A proposed natural gas pipeline in Dakota County has gotten the go-ahead to cross several wetlands in Eagan and Rosemount.

The nearly 8-mile, 20-inch pipeline, a project of Nebraska-based Northern Natural Gas, is part of an effort to convert Xcel Energy’s Black Dog Power Plant in Burnsville to natural gas from coal. The planned route will follow an existing easement that Northern Natural Gas is using for another pipeline.

The pipeline may cross up to 11 wetlands in Rosemount and Eagan. Most of the line will be installed using an underground boring method that’s less disruptive than digging from above. It’s unlikely that the wetlands in the pipeline’s path will be affected long-term, according to Brian Watson, district manager for the Dakota County Soil and Water Conservation District.

“Based on what they’re proposing … they will only be temporary impacts and no replacements required,” Watson said.

Rosemount and Eagan both signed off Sept. 6 on a Northern Natural Gas request to temporarily affect the wetlands, following approval from the U.S. Army Corps of Engineers.
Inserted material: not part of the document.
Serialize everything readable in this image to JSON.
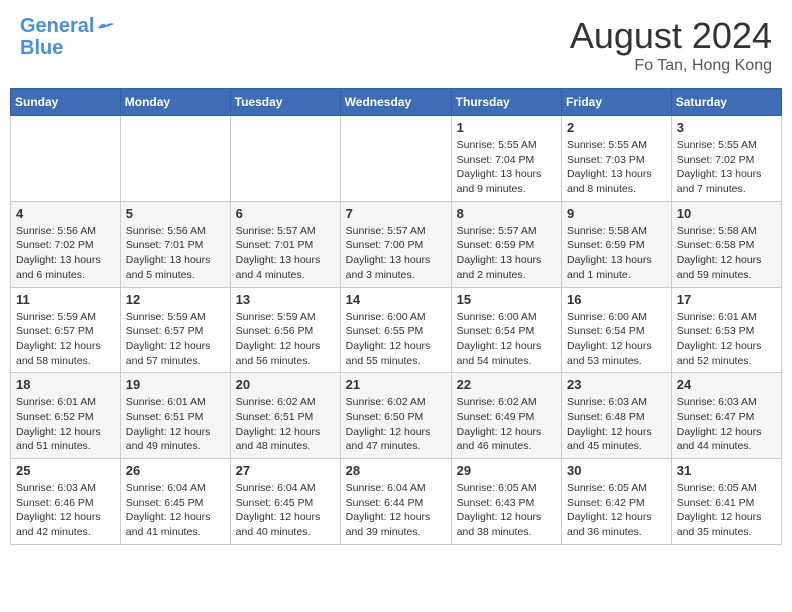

The disruption is expected to last only through the construction process; per the agreement, the impacts can last no more than 180 consecutive days.

The pipeline has been controversial among locals concerned about the potential environmental impact. As planned, it will cut through Lebanon Hills Regional Park’s “preserve zone” — an area of high ecological diversity — and affect more than 400 landowners.

Holly Jenkins, an Eagan resident who founded the nonprofit Wilderness in the City, has been among the pipeline’s most vocal critics. She is also a candidate for county commissioner, running in part to advocate for environmental causes.

“Any impact to wetlands can be concerning,” Jenkins said. “You just really, really have to have every precaution in place.”

Pipeline construction is slated to begin in spring 2017, pending approval from the Federal Energy Regulatory Commission.